Behind the scenes of a library storytime
I love sharing stories with children. One of my favorite parts of being a children’s librarian is the preschool storytimes every week. But putting on a library storytime is not as easy as you might think. Here’s a snapshot of how I prepare for a weekly storytime:
Years, months and weeks before…
Thanks to a grant from the Alaska State Library, Anchorage Public Library has a supply of READ IT, READ IT Storypackets. The packets include eight books, a puppet or prop, a related CD, and suggested fingerplays and songs that are all based on a theme – like fish or snakes or winter - and stored in a green bag. These bags, the same ones you can check out and bring home to share with your kids, are the foundation for weekly storytimes.
In the months before a storytime series begins, librarians review the packets, adding newer books, and supplementing flannel board and magnetic board stories. Then the packets are checked out by APL youth services staff, so they can be routed around to the various neighborhood libraries for weekly programs.
Days and hours before…
The first thing I do each week is review the books and supplementary materials inside the bag. I decide which titles I want to share and practice reading the books silently. As I read, I think about ways to get the kids to join in. Maybe they can repeat a rhythmic phrase with me. Or roar when I ask, “What does the lion say?” Or make an imaginary snowball to toss or place in their pocket, like Peter in The Snowy Day. If there are any particularly challenging, tongue-tying sections, I practice reading them aloud.

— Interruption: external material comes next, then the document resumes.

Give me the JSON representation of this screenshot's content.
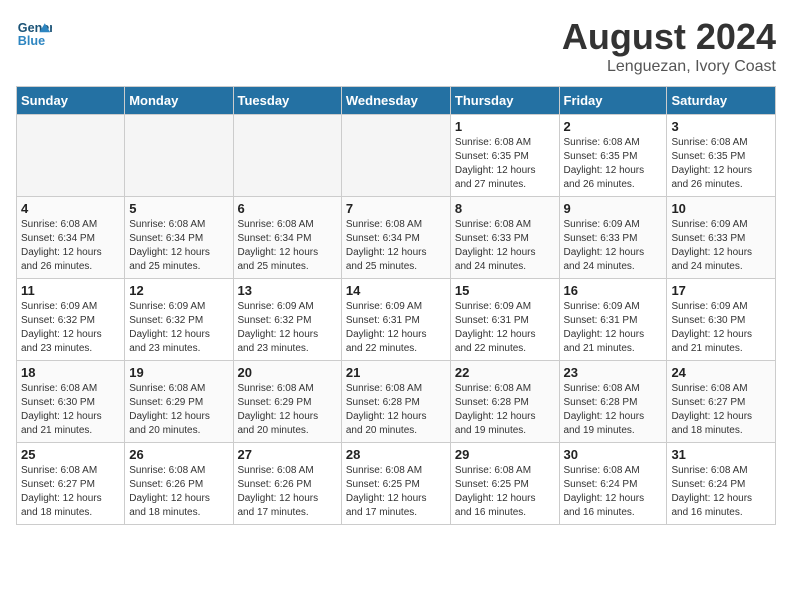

Preschoolers love routine so I keep the same beginning, middle and end storytime structure for familiarity. But I also like to incorporate a new fingerplay or song each week. And I am not tied to matching the theme. Sometimes the weather that week will strike a chord, or a holiday on the horizon brings to mind a particular song or stretch.
I think of myself as a choreographer of the storytime. If a particular story arouses rowdiness, I may follow with a lively song and stretch, and then choose a quieting fingerplay to transition into the next book. While I have a general sense of what I am going to do, I don’t follow a rigid outline. I prefer to respond to the energy of the group. After several decades as a children’s librarian, I have quite a large “bag of tricks” with lots of songs and fingerplays that I can draw from memory on a moment’s notice.
I like to close the reading portion of the storytime by telling a story or sharing a song with the use of a flannel board, magnetic board, or a prop of some kind. Almost always, these are interactive in nature to encourage children and families to sing and tell stories at home. Moving away from the pages of a book to tell a story is unfamiliar and a little uncomfortable for some. However, we are all storytellers at heart. A little encouragement can yield some amazing stories.
I set up the room with my selection of stories in a woven bag. I turn on the lights and check the outlets for outlet covers. I turn on some welcoming music on the CD player. Then, with my greeting puppet, Gerri the Giraffe, on hand, I open the door to welcome you to another fun-filled storytime. I’ll see you there!